*** INPUT ***

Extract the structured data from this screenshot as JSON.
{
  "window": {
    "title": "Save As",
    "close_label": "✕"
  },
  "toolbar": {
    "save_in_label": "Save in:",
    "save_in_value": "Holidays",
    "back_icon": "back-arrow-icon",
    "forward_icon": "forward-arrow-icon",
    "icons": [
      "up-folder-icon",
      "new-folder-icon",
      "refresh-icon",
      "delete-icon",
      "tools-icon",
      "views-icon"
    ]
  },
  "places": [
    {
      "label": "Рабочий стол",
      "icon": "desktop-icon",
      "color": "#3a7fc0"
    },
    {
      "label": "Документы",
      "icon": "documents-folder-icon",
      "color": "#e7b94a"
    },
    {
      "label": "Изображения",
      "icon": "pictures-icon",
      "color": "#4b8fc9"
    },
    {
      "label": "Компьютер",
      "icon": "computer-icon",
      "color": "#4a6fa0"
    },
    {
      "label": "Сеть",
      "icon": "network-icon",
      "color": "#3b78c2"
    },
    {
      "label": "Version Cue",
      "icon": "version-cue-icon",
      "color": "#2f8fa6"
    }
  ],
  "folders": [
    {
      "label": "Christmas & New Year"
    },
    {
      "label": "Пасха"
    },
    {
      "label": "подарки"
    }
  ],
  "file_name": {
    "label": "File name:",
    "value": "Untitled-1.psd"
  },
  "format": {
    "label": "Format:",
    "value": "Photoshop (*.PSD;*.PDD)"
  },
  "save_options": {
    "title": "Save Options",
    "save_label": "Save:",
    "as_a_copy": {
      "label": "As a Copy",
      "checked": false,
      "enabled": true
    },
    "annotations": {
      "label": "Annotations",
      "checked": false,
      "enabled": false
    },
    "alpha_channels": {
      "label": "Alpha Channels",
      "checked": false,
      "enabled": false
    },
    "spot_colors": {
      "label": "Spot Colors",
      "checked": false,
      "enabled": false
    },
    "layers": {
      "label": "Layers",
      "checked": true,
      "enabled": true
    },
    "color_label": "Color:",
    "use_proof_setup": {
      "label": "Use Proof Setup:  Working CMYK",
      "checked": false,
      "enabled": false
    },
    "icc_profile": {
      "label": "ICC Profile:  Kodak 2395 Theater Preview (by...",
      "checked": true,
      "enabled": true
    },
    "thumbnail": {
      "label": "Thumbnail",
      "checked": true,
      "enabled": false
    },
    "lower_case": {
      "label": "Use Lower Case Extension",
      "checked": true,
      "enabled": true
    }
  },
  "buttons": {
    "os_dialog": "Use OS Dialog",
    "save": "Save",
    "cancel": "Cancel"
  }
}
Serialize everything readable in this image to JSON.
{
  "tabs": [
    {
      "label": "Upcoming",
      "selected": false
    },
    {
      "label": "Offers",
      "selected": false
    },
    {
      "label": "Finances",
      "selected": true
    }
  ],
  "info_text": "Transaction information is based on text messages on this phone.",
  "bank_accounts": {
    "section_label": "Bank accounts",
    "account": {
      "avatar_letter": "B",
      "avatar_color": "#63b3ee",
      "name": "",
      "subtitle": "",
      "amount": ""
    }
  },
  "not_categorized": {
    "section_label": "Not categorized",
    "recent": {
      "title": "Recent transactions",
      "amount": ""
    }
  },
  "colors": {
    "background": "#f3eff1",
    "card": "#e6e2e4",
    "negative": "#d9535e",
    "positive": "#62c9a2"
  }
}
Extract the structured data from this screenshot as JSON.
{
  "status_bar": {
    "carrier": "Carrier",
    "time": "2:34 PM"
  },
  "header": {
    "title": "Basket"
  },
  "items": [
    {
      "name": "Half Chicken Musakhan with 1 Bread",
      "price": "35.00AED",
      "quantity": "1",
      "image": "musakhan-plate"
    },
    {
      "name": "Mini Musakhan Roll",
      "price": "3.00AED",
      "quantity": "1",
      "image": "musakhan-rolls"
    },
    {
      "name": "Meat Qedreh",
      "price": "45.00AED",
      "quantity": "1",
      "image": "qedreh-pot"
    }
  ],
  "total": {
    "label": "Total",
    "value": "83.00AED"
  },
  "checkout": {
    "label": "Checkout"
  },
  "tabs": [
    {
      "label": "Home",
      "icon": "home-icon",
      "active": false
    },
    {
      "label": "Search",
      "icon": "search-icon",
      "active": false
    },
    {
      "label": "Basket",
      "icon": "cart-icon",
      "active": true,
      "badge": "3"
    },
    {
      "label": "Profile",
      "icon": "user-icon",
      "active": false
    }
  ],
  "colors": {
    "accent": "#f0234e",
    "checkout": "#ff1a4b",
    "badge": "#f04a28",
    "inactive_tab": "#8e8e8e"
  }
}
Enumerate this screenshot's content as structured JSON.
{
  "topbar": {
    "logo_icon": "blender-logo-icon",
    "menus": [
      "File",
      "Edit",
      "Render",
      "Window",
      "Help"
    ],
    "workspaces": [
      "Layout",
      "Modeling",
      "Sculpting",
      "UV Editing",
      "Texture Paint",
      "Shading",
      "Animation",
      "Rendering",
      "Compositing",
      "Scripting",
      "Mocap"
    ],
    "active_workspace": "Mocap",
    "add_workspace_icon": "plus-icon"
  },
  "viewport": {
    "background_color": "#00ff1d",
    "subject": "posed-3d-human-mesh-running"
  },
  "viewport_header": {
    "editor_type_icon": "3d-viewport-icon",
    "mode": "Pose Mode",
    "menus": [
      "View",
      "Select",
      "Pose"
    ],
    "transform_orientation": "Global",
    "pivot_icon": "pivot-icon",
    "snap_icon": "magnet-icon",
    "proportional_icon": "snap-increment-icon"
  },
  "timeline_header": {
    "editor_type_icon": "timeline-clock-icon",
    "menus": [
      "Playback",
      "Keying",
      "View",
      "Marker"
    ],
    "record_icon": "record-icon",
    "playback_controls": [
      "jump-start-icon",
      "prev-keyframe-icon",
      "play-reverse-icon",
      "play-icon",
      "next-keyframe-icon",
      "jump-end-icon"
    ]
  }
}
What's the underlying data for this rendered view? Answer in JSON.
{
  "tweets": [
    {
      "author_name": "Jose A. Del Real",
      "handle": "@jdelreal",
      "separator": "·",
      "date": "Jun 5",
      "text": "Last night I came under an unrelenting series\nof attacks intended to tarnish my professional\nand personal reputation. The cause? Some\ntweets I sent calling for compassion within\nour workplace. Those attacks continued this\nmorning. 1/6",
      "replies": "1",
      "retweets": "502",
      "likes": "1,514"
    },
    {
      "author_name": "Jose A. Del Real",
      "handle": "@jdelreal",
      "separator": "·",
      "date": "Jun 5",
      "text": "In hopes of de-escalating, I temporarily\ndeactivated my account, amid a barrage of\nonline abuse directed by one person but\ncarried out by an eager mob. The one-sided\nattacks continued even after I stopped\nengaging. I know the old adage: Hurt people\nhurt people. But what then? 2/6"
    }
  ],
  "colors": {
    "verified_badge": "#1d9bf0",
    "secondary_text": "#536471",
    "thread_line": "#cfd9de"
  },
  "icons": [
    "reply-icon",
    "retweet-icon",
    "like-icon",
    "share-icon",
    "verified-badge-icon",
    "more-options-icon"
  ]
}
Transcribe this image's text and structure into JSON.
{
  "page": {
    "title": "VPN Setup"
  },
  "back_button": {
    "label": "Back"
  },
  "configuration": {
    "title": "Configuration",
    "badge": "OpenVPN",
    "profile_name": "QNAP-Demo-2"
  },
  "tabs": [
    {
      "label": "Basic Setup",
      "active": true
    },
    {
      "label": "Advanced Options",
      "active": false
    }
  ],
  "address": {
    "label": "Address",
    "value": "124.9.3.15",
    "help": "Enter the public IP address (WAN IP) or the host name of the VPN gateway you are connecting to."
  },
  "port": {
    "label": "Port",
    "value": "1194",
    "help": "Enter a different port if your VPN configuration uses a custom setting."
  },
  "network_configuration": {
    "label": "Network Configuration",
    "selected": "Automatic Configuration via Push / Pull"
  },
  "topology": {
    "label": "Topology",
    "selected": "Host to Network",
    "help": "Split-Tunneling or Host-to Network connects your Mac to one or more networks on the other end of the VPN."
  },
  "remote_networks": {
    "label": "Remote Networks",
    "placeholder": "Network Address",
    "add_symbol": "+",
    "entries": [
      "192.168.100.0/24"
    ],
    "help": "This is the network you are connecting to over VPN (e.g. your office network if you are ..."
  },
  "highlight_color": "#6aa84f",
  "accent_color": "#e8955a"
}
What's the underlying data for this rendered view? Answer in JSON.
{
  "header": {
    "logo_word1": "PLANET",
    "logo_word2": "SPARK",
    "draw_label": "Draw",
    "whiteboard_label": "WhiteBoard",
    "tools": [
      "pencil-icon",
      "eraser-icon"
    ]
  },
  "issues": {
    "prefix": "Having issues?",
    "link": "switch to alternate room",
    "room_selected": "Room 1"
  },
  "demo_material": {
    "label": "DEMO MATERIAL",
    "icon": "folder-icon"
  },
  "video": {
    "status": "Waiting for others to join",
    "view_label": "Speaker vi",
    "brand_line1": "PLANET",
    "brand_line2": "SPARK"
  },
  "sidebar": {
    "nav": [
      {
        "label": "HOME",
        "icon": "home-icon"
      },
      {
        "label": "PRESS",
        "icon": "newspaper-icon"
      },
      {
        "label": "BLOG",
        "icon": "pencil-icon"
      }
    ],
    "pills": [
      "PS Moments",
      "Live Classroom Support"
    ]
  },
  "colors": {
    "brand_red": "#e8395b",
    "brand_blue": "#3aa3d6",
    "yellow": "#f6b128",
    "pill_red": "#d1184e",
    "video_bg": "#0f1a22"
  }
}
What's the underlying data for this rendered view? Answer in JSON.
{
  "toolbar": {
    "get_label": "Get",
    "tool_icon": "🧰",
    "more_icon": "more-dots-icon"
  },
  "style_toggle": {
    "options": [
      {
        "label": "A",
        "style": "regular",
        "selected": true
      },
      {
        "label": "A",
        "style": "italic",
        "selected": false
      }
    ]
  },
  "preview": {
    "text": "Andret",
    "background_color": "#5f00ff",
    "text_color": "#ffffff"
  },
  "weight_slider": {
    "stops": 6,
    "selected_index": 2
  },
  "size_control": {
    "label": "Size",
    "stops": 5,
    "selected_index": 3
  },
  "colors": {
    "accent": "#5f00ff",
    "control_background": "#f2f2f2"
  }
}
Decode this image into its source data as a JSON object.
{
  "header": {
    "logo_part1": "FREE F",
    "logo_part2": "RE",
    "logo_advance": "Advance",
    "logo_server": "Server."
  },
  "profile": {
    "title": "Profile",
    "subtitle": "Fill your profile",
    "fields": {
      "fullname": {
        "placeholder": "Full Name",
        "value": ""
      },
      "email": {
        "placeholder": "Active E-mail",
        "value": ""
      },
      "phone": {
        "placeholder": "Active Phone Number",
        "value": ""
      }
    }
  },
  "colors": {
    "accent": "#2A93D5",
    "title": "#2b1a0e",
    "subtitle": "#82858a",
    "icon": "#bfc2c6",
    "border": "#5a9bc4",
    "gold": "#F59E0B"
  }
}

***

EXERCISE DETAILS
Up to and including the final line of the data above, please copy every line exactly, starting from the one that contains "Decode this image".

RESULT BELOW
Decode this image into its source data as a JSON object.
{
  "header": {
    "logo_part1": "FREE F",
    "logo_part2": "RE",
    "logo_advance": "Advance",
    "logo_server": "Server."
  },
  "profile": {
    "title": "Profile",
    "subtitle": "Fill your profile",
    "fields": {
      "fullname": {
        "placeholder": "Full Name",
        "value": ""
      },
      "email": {
        "placeholder": "Active E-mail",
        "value": ""
      },
      "phone": {
        "placeholder": "Active Phone Number",
        "value": ""
      }
    }
  },
  "colors": {
    "accent": "#2A93D5",
    "title": "#2b1a0e",
    "subtitle": "#82858a",
    "icon": "#bfc2c6",
    "border": "#5a9bc4",
    "gold": "#F59E0B"
  }
}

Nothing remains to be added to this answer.